◆ **Your goal**
Your response should contain every line from the data below that holds the string "Hexo".

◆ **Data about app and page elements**

┌────────

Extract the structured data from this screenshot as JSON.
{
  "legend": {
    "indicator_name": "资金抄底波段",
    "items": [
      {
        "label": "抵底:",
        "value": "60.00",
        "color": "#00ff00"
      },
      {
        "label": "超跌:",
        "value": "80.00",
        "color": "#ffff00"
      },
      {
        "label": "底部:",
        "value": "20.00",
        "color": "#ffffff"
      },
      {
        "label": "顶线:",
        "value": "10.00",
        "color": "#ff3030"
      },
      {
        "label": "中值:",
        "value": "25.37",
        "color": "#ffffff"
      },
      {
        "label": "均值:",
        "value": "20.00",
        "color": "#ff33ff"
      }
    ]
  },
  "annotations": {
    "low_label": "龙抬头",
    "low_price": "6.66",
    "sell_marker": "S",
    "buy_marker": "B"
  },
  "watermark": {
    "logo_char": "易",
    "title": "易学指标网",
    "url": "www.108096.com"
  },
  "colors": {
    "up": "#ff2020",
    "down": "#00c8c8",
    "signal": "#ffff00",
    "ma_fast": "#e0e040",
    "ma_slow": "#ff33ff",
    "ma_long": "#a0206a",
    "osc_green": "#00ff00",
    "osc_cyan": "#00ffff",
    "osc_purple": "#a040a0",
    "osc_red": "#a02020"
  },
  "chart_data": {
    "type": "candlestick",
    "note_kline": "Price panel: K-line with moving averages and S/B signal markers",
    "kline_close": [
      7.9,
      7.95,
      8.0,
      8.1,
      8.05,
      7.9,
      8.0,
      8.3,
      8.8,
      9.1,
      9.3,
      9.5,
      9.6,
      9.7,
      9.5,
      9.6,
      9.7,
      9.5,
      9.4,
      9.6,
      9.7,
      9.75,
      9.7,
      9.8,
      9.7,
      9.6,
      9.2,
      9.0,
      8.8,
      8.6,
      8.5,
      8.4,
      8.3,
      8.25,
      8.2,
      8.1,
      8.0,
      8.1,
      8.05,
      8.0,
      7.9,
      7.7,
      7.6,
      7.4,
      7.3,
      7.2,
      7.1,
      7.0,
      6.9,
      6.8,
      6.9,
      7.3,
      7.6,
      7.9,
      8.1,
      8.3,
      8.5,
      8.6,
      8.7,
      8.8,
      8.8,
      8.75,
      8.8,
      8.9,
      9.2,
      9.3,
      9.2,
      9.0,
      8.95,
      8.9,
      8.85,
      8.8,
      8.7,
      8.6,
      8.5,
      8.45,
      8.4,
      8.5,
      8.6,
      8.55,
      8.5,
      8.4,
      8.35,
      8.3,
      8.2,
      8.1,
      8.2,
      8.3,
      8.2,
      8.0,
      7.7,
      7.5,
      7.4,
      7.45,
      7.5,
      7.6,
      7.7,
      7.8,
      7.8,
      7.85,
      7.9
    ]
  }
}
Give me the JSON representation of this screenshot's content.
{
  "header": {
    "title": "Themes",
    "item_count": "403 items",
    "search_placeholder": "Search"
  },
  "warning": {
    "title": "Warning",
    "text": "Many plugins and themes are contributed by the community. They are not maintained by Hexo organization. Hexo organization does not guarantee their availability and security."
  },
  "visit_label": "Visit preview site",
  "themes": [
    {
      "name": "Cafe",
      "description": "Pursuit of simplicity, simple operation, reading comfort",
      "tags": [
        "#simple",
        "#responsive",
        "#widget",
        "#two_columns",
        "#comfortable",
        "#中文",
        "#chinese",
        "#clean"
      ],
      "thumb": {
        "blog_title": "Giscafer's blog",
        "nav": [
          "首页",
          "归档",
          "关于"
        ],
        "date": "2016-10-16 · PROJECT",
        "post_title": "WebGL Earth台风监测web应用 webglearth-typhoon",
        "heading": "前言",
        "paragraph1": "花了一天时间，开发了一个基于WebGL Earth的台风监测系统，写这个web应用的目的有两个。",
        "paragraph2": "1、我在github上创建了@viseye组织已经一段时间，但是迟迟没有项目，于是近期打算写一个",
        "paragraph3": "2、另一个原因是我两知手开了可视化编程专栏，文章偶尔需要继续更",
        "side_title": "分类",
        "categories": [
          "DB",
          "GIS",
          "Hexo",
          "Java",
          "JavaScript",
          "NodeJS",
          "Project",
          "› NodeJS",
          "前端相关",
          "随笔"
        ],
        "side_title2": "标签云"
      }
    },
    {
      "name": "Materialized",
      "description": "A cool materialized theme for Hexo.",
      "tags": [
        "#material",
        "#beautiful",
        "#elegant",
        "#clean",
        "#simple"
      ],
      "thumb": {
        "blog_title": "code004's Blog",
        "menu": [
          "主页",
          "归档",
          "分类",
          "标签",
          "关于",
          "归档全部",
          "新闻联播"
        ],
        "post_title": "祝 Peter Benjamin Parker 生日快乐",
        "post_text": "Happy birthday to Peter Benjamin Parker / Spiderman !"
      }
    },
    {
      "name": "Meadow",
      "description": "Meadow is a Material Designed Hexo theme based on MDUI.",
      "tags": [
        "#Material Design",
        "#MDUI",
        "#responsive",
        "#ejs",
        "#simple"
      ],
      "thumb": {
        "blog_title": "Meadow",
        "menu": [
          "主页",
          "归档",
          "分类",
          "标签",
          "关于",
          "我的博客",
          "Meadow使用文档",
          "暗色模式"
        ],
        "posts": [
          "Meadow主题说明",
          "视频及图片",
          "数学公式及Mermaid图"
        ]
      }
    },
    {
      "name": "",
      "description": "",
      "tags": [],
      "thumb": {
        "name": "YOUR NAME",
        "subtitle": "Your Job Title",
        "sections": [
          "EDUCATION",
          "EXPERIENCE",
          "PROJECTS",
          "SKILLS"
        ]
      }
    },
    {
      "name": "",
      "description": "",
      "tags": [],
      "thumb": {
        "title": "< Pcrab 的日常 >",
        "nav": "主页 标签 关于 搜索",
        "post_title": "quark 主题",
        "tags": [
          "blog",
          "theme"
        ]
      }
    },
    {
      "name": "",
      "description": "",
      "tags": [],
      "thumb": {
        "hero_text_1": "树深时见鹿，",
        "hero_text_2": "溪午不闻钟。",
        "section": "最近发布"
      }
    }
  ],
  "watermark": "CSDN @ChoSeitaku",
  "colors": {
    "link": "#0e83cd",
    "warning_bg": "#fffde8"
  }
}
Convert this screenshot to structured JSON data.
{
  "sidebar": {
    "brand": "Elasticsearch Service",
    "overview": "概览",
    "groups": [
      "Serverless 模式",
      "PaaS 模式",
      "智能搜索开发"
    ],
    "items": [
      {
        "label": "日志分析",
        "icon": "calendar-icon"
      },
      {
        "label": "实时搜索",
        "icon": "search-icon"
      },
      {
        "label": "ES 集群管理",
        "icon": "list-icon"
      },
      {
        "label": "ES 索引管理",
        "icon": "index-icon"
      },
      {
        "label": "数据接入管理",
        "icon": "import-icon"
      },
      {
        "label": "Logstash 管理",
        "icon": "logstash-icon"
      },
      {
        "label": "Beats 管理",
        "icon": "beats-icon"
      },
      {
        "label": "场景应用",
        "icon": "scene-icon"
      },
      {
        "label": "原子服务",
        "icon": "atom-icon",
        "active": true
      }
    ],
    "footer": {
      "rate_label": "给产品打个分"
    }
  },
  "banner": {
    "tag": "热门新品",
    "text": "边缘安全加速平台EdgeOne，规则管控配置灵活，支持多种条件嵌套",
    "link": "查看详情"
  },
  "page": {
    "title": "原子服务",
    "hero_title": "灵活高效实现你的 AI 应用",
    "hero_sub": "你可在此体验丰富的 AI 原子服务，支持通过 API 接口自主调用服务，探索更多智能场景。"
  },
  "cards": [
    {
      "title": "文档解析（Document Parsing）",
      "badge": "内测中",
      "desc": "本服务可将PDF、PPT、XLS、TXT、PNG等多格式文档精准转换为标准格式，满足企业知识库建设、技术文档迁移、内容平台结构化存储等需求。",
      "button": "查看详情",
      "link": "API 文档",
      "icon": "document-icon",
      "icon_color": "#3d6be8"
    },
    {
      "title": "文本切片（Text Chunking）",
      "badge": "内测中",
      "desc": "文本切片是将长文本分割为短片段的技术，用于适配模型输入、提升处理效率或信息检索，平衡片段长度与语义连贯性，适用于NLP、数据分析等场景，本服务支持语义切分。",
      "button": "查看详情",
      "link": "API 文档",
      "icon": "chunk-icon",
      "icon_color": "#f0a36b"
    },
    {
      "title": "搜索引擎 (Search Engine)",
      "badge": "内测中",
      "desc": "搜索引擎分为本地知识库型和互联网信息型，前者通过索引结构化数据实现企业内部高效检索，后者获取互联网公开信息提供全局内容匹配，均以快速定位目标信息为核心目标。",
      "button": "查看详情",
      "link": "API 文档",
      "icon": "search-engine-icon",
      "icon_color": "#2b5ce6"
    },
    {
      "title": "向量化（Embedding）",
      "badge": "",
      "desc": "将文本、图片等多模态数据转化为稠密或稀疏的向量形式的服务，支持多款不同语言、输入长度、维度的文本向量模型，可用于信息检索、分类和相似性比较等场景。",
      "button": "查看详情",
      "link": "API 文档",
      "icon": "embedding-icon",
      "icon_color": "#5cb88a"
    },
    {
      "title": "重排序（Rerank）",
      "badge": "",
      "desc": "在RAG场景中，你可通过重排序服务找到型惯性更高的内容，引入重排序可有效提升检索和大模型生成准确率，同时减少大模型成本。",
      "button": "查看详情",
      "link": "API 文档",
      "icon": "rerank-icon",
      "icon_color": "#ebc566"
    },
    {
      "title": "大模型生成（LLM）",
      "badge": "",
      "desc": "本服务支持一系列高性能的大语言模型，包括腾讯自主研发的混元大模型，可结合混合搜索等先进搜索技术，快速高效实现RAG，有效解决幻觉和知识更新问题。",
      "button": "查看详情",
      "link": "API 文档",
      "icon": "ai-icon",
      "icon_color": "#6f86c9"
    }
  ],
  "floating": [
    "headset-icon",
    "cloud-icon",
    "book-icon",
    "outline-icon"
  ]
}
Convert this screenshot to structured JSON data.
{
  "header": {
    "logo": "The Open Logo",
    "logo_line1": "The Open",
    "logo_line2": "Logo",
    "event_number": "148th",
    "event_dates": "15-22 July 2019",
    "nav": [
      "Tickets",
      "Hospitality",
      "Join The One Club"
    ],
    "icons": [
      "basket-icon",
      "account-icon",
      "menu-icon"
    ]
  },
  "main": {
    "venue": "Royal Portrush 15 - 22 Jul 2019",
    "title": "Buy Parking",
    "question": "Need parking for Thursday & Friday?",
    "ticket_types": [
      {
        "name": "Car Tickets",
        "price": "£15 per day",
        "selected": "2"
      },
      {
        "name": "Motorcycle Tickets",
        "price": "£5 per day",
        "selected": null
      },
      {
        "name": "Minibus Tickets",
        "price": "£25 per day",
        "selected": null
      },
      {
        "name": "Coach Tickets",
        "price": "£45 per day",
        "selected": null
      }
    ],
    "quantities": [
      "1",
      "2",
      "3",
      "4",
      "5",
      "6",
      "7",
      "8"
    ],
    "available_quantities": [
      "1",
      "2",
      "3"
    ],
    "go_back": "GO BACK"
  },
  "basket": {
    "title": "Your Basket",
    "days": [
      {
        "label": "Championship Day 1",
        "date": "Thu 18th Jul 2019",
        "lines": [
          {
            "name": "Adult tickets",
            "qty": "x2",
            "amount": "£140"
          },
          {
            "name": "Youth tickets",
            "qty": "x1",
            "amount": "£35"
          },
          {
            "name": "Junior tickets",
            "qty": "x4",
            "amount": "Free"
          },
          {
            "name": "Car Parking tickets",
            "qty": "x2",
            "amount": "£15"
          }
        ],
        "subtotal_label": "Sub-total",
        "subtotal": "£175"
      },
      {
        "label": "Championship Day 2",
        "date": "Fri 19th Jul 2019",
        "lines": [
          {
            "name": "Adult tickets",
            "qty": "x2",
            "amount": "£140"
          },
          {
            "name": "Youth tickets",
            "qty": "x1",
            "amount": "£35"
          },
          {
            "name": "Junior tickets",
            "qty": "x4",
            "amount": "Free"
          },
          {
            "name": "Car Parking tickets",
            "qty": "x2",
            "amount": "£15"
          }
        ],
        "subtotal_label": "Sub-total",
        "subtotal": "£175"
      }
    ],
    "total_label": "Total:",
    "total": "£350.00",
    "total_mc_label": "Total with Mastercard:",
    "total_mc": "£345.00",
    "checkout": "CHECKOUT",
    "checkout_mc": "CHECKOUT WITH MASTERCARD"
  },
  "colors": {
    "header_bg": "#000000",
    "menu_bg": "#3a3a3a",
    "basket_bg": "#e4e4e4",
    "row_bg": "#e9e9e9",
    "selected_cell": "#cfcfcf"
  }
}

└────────

◆ **Exercise solution**
    "text": "Many plugins and themes are contributed by the community. They are not maintained by Hexo organization. Hexo organization does not guarantee their availability and security."
          "Hexo",
      "description": "A cool materialized theme for Hexo.",
      "description": "Meadow is a Material Designed Hexo theme based on MDUI.",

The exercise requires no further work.